*REQUIREMENT*.
Retype the full set of data, character for character.

(Web page and app entries)
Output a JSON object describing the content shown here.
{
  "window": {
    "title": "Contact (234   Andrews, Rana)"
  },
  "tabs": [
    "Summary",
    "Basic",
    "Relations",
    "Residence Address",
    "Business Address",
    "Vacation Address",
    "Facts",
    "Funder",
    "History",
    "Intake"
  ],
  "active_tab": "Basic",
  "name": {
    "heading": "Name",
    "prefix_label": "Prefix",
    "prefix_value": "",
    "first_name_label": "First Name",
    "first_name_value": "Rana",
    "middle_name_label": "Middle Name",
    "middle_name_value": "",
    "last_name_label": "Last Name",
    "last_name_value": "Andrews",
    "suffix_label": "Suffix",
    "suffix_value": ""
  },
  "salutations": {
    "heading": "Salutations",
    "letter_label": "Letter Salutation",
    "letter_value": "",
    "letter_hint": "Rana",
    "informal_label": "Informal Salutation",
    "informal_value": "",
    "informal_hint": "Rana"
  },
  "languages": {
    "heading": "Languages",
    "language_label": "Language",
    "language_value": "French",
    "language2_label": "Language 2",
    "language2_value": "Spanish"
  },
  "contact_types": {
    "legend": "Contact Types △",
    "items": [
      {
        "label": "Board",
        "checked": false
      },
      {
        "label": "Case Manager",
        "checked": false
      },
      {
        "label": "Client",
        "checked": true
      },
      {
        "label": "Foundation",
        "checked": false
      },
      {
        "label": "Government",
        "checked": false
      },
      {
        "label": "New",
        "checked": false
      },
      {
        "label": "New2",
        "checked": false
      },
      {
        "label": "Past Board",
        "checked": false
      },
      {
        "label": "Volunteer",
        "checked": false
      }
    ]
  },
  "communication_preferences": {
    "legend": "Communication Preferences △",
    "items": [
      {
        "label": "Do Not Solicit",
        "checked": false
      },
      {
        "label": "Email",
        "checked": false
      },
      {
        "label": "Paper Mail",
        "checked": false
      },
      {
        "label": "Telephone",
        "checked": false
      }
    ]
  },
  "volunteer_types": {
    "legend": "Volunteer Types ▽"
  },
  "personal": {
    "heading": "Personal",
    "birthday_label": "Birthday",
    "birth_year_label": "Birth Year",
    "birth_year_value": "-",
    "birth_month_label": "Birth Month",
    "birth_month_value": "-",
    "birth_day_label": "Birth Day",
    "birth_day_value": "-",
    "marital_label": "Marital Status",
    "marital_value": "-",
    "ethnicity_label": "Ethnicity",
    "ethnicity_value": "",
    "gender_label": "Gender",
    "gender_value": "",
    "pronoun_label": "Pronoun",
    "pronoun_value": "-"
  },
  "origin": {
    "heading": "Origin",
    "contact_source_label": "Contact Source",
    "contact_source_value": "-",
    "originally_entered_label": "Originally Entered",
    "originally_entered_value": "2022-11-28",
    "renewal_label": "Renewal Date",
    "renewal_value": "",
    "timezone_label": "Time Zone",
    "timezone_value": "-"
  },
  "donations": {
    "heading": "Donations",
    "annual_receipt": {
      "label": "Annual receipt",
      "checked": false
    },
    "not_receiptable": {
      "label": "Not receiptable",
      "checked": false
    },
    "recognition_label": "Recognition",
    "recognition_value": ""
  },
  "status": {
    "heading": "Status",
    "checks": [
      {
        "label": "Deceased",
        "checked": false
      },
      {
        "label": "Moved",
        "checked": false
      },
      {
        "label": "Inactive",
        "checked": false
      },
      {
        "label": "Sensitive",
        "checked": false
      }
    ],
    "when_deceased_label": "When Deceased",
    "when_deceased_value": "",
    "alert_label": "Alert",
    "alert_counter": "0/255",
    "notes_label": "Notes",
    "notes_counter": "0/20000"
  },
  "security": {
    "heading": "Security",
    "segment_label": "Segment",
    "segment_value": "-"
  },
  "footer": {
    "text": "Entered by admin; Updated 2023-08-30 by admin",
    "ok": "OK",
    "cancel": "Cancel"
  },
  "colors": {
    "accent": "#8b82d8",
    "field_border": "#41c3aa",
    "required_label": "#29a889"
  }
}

*RESPONSE*.
Output a JSON object describing the content shown here.
{
  "window": {
    "title": "Contact (234   Andrews, Rana)"
  },
  "tabs": [
    "Summary",
    "Basic",
    "Relations",
    "Residence Address",
    "Business Address",
    "Vacation Address",
    "Facts",
    "Funder",
    "History",
    "Intake"
  ],
  "active_tab": "Basic",
  "name": {
    "heading": "Name",
    "prefix_label": "Prefix",
    "prefix_value": "",
    "first_name_label": "First Name",
    "first_name_value": "Rana",
    "middle_name_label": "Middle Name",
    "middle_name_value": "",
    "last_name_label": "Last Name",
    "last_name_value": "Andrews",
    "suffix_label": "Suffix",
    "suffix_value": ""
  },
  "salutations": {
    "heading": "Salutations",
    "letter_label": "Letter Salutation",
    "letter_value": "",
    "letter_hint": "Rana",
    "informal_label": "Informal Salutation",
    "informal_value": "",
    "informal_hint": "Rana"
  },
  "languages": {
    "heading": "Languages",
    "language_label": "Language",
    "language_value": "French",
    "language2_label": "Language 2",
    "language2_value": "Spanish"
  },
  "contact_types": {
    "legend": "Contact Types △",
    "items": [
      {
        "label": "Board",
        "checked": false
      },
      {
        "label": "Case Manager",
        "checked": false
      },
      {
        "label": "Client",
        "checked": true
      },
      {
        "label": "Foundation",
        "checked": false
      },
      {
        "label": "Government",
        "checked": false
      },
      {
        "label": "New",
        "checked": false
      },
      {
        "label": "New2",
        "checked": false
      },
      {
        "label": "Past Board",
        "checked": false
      },
      {
        "label": "Volunteer",
        "checked": false
      }
    ]
  },
  "communication_preferences": {
    "legend": "Communication Preferences △",
    "items": [
      {
        "label": "Do Not Solicit",
        "checked": false
      },
      {
        "label": "Email",
        "checked": false
      },
      {
        "label": "Paper Mail",
        "checked": false
      },
      {
        "label": "Telephone",
        "checked": false
      }
    ]
  },
  "volunteer_types": {
    "legend": "Volunteer Types ▽"
  },
  "personal": {
    "heading": "Personal",
    "birthday_label": "Birthday",
    "birth_year_label": "Birth Year",
    "birth_year_value": "-",
    "birth_month_label": "Birth Month",
    "birth_month_value": "-",
    "birth_day_label": "Birth Day",
    "birth_day_value": "-",
    "marital_label": "Marital Status",
    "marital_value": "-",
    "ethnicity_label": "Ethnicity",
    "ethnicity_value": "",
    "gender_label": "Gender",
    "gender_value": "",
    "pronoun_label": "Pronoun",
    "pronoun_value": "-"
  },
  "origin": {
    "heading": "Origin",
    "contact_source_label": "Contact Source",
    "contact_source_value": "-",
    "originally_entered_label": "Originally Entered",
    "originally_entered_value": "2022-11-28",
    "renewal_label": "Renewal Date",
    "renewal_value": "",
    "timezone_label": "Time Zone",
    "timezone_value": "-"
  },
  "donations": {
    "heading": "Donations",
    "annual_receipt": {
      "label": "Annual receipt",
      "checked": false
    },
    "not_receiptable": {
      "label": "Not receiptable",
      "checked": false
    },
    "recognition_label": "Recognition",
    "recognition_value": ""
  },
  "status": {
    "heading": "Status",
    "checks": [
      {
        "label": "Deceased",
        "checked": false
      },
      {
        "label": "Moved",
        "checked": false
      },
      {
        "label": "Inactive",
        "checked": false
      },
      {
        "label": "Sensitive",
        "checked": false
      }
    ],
    "when_deceased_label": "When Deceased",
    "when_deceased_value": "",
    "alert_label": "Alert",
    "alert_counter": "0/255",
    "notes_label": "Notes",
    "notes_counter": "0/20000"
  },
  "security": {
    "heading": "Security",
    "segment_label": "Segment",
    "segment_value": "-"
  },
  "footer": {
    "text": "Entered by admin; Updated 2023-08-30 by admin",
    "ok": "OK",
    "cancel": "Cancel"
  },
  "colors": {
    "accent": "#8b82d8",
    "field_border": "#41c3aa",
    "required_label": "#29a889"
  }
}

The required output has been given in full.